--- START ---
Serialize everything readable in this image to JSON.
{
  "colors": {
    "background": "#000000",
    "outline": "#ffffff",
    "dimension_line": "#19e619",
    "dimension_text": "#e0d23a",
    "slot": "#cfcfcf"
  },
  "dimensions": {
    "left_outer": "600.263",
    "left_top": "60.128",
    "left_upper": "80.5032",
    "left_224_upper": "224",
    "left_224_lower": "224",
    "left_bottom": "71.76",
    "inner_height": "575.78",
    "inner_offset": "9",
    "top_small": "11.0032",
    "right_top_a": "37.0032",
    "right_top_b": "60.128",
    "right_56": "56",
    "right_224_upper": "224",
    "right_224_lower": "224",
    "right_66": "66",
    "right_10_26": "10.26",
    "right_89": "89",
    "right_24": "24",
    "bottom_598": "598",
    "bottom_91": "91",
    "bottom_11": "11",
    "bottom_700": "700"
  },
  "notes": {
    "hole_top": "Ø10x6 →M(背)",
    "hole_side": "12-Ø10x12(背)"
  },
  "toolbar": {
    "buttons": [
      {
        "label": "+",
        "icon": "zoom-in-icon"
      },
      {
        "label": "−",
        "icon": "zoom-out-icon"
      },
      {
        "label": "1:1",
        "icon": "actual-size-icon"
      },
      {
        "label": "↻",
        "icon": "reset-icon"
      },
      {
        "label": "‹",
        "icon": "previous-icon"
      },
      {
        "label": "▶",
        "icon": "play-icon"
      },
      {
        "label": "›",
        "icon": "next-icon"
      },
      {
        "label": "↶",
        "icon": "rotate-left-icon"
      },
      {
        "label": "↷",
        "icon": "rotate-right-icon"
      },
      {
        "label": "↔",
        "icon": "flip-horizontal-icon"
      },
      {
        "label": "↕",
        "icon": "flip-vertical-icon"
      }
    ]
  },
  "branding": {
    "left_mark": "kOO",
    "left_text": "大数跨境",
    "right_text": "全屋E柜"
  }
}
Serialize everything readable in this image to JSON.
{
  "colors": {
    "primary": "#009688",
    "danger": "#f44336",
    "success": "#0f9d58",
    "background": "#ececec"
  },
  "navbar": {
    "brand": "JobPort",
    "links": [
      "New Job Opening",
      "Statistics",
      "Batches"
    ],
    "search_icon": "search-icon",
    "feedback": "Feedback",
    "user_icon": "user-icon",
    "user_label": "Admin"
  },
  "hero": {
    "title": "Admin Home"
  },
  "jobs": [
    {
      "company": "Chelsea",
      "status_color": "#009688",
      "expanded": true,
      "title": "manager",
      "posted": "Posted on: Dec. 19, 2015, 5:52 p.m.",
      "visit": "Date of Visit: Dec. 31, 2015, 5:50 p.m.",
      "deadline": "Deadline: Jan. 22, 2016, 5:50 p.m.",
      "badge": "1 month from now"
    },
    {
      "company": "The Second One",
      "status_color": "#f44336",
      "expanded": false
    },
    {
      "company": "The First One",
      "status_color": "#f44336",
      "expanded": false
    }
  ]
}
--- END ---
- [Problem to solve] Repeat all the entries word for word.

- [Written reply]
Serialize everything readable in this image to JSON.
{
  "colors": {
    "background": "#000000",
    "outline": "#ffffff",
    "dimension_line": "#19e619",
    "dimension_text": "#e0d23a",
    "slot": "#cfcfcf"
  },
  "dimensions": {
    "left_outer": "600.263",
    "left_top": "60.128",
    "left_upper": "80.5032",
    "left_224_upper": "224",
    "left_224_lower": "224",
    "left_bottom": "71.76",
    "inner_height": "575.78",
    "inner_offset": "9",
    "top_small": "11.0032",
    "right_top_a": "37.0032",
    "right_top_b": "60.128",
    "right_56": "56",
    "right_224_upper": "224",
    "right_224_lower": "224",
    "right_66": "66",
    "right_10_26": "10.26",
    "right_89": "89",
    "right_24": "24",
    "bottom_598": "598",
    "bottom_91": "91",
    "bottom_11": "11",
    "bottom_700": "700"
  },
  "notes": {
    "hole_top": "Ø10x6 →M(背)",
    "hole_side": "12-Ø10x12(背)"
  },
  "toolbar": {
    "buttons": [
      {
        "label": "+",
        "icon": "zoom-in-icon"
      },
      {
        "label": "−",
        "icon": "zoom-out-icon"
      },
      {
        "label": "1:1",
        "icon": "actual-size-icon"
      },
      {
        "label": "↻",
        "icon": "reset-icon"
      },
      {
        "label": "‹",
        "icon": "previous-icon"
      },
      {
        "label": "▶",
        "icon": "play-icon"
      },
      {
        "label": "›",
        "icon": "next-icon"
      },
      {
        "label": "↶",
        "icon": "rotate-left-icon"
      },
      {
        "label": "↷",
        "icon": "rotate-right-icon"
      },
      {
        "label": "↔",
        "icon": "flip-horizontal-icon"
      },
      {
        "label": "↕",
        "icon": "flip-vertical-icon"
      }
    ]
  },
  "branding": {
    "left_mark": "kOO",
    "left_text": "大数跨境",
    "right_text": "全屋E柜"
  }
}
Serialize everything readable in this image to JSON.
{
  "colors": {
    "primary": "#009688",
    "danger": "#f44336",
    "success": "#0f9d58",
    "background": "#ececec"
  },
  "navbar": {
    "brand": "JobPort",
    "links": [
      "New Job Opening",
      "Statistics",
      "Batches"
    ],
    "search_icon": "search-icon",
    "feedback": "Feedback",
    "user_icon": "user-icon",
    "user_label": "Admin"
  },
  "hero": {
    "title": "Admin Home"
  },
  "jobs": [
    {
      "company": "Chelsea",
      "status_color": "#009688",
      "expanded": true,
      "title": "manager",
      "posted": "Posted on: Dec. 19, 2015, 5:52 p.m.",
      "visit": "Date of Visit: Dec. 31, 2015, 5:50 p.m.",
      "deadline": "Deadline: Jan. 22, 2016, 5:50 p.m.",
      "badge": "1 month from now"
    },
    {
      "company": "The Second One",
      "status_color": "#f44336",
      "expanded": false
    },
    {
      "company": "The First One",
      "status_color": "#f44336",
      "expanded": false
    }
  ]
}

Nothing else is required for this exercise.